The 25-year-old son of Gadi Eizenkot, former chief of staff of the Israel Defense Forces and current member of Israel’s War Cabinet, was killed during fighting with Hamas terrorists in the Gaza Strip, the Israel Defense Forces announced on Thursday night.
Master Sgt. (res.) Gal Meir Eizenkot, a soldier in the 699th Battalion, “fell in battle in the north of the Gaza Strip,” the IDF said.
A member of Benny Gantz’s National Unity Party, Minister-without-Portfolio Eizenkot, 63, joined Israeli Prime Minister Benjamin Netanyahu’s War Cabinet as an observer following Hamas’s Oct. 7 murderous assault on the Jewish state.
Before being elected to the Knesset last year, he served as the IDF chief of staff from 2015 to 2019 under consecutive Netanyahu governments.
Local media said that Eizenkot and Gantz, who also serves on the War Cabinet, watched the battle as it unfolded on Thursday as part of a situational assessment. Eizenkot was informed a few minutes later that his son was among the wounded.
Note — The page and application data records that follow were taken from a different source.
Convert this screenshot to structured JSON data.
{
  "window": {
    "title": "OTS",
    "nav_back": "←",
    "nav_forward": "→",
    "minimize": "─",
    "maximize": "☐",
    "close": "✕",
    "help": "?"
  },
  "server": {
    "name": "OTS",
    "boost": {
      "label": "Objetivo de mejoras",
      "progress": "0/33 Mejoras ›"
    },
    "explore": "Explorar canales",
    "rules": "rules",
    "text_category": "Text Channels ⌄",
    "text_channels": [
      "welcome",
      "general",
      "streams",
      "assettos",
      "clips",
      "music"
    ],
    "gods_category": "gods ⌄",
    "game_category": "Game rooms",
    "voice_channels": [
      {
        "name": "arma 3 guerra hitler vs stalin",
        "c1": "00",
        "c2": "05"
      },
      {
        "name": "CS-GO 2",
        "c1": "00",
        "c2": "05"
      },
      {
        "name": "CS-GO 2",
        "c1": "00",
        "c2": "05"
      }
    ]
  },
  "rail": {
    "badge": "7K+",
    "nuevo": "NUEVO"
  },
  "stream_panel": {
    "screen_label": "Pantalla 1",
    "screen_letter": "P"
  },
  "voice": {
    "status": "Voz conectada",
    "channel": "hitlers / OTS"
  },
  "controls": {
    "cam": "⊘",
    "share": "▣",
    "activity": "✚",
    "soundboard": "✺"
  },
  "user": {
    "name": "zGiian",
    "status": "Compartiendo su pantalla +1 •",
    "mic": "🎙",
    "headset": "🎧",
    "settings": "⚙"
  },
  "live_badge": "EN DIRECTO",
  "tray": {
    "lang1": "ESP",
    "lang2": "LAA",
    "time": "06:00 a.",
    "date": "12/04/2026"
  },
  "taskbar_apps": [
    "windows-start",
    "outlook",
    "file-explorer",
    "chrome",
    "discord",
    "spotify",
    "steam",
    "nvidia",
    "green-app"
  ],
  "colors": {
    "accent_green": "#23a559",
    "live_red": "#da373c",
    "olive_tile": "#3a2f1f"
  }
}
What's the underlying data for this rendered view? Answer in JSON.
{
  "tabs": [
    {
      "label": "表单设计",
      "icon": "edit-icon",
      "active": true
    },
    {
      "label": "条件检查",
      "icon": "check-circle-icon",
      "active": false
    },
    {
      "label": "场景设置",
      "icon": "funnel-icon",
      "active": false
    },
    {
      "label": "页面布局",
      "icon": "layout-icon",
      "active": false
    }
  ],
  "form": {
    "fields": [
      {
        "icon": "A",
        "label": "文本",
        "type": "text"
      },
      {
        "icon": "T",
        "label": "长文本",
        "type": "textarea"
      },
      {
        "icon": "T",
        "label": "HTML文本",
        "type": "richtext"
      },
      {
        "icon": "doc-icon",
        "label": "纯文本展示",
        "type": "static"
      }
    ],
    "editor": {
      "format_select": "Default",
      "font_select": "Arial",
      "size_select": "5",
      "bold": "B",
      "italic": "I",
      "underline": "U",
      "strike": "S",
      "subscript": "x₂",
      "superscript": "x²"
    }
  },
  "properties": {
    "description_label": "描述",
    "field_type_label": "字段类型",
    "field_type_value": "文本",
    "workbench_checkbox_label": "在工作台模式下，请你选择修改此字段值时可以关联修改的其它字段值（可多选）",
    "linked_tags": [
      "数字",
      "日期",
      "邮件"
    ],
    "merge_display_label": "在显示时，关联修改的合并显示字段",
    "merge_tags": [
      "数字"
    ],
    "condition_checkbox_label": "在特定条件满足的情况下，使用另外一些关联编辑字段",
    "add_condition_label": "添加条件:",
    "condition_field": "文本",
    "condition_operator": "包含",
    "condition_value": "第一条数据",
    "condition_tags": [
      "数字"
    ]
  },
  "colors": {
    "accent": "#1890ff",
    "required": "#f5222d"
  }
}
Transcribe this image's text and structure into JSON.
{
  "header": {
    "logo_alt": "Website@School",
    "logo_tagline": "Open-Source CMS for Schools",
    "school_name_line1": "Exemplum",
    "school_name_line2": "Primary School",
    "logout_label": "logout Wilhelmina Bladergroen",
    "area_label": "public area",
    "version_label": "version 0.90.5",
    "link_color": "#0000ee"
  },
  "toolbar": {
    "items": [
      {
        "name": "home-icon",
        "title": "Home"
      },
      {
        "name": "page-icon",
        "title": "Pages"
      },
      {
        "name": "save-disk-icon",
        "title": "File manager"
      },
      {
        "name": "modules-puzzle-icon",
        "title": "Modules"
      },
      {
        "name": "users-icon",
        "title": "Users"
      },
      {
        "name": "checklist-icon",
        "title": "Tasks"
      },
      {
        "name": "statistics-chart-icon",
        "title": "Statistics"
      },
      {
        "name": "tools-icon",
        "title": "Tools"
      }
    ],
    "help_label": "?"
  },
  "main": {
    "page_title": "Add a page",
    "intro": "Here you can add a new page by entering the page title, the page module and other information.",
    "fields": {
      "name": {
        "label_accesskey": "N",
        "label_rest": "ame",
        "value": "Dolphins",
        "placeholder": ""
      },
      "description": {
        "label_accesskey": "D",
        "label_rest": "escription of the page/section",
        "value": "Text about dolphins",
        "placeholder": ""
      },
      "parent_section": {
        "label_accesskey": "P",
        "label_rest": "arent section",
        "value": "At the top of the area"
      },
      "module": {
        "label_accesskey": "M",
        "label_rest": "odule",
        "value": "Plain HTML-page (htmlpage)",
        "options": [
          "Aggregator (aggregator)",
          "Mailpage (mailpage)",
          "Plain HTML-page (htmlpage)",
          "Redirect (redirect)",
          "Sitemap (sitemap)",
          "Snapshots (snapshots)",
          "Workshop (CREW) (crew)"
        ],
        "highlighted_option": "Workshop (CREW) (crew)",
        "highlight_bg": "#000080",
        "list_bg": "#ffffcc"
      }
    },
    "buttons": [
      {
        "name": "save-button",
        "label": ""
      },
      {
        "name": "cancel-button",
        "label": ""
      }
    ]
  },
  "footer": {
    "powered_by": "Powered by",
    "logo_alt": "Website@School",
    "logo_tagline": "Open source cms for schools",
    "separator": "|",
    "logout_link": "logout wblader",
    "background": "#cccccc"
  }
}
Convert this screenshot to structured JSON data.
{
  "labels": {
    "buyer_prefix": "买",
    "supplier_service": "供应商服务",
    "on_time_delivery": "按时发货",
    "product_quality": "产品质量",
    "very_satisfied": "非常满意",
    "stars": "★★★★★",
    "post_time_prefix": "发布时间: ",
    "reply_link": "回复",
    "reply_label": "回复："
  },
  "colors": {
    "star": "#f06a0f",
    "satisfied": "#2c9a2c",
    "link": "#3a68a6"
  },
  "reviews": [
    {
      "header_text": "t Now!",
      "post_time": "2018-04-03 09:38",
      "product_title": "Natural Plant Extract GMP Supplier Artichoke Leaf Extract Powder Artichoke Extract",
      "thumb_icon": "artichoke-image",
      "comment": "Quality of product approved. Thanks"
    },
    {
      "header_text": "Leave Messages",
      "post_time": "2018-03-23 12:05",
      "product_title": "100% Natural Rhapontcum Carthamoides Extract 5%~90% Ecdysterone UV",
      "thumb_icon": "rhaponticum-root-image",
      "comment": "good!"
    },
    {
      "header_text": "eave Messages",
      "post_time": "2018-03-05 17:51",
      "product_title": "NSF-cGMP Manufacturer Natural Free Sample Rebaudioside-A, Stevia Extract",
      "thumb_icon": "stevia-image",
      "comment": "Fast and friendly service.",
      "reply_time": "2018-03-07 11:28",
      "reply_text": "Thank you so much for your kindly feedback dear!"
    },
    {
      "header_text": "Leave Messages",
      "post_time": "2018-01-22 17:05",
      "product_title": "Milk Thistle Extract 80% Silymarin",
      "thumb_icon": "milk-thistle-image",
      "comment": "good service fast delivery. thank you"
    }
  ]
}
In a post on X (formerly Twitter), Gantz sent his condolences: “Gadi, my brother in arms, my partner, my friend. Even in this terrible moment, I know that your strength and the strength of your family will remain in the face of this loss.”
“We will not stop, we will continue and complete the mission that Gal set out for, that our daughters and sons all set out for,” he concluded.
Netanyahu eulogized Gal Eizenkot as “a brave fighter and a true hero.”
“We send our condolences from the bottom of our hearts to your family and the families of all of our fallen heroes. The people surround you with love and gratitude—today and forever,” said the prime minister.
The IDF on Thursday night also announced the death of Sgt. Maj. (res.) Jonathan David Deitch, 34, of the 55th Brigade’s 6623rd Reconnaissance Battalion, from Harish. Deitch fell in battle in the southern Gaza Strip.
At least 89 soldiers have been killed in action in Gaza since the start of the IDF ground operation on Oct. 27; 416 Israeli soldiers have died since the war started on Oct. 7.